State 

Number

of
Borrowers

  

Number

of
Loans

   Value of
Collateral(1)
   Commitment
Amount
  

Gross

Amount
Outstanding

  

Loan to
Value

Ratio(2)

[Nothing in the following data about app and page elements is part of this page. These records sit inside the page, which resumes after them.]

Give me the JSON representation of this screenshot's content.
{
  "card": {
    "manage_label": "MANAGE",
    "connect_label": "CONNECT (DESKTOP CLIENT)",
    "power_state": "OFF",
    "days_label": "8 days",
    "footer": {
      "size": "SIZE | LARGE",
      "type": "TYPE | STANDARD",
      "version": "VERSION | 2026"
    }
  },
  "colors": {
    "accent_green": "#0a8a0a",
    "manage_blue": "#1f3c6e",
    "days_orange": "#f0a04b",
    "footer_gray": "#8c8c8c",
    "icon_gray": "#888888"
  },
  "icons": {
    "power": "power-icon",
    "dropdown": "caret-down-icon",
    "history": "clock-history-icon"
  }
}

   Loan Fee 
Arizona   1    1   $1,140   $684   $214    60%   5%
Colorado   2    4    2,549    1,739    1,433    68%   5%
Florida   18    104    32,381    22,855    12,430    71%   5%
Georgia   5    6    5,868    3,744    2,861    64%   5%
Idaho   1    2    605    424    77    70%   5%
Indiana   2    5    1,567    1,097    790    70%   5%
Michigan   4    26    5,899    3,981    2,495    67%   5%
New Jersey   5    15    4,999    3,742    2,820    75%   5%
New York   2    4    1,555    1,089    738    70%   5%
North Carolina   5    12    3,748    2,580    1,712    69%   5%
North Dakota   1    1    375    263    227    70%   5%
Ohio   2    3    3,220    1,960    1,543    61%   5%
Pennsylvania   3    34    24,808    14,441    10,087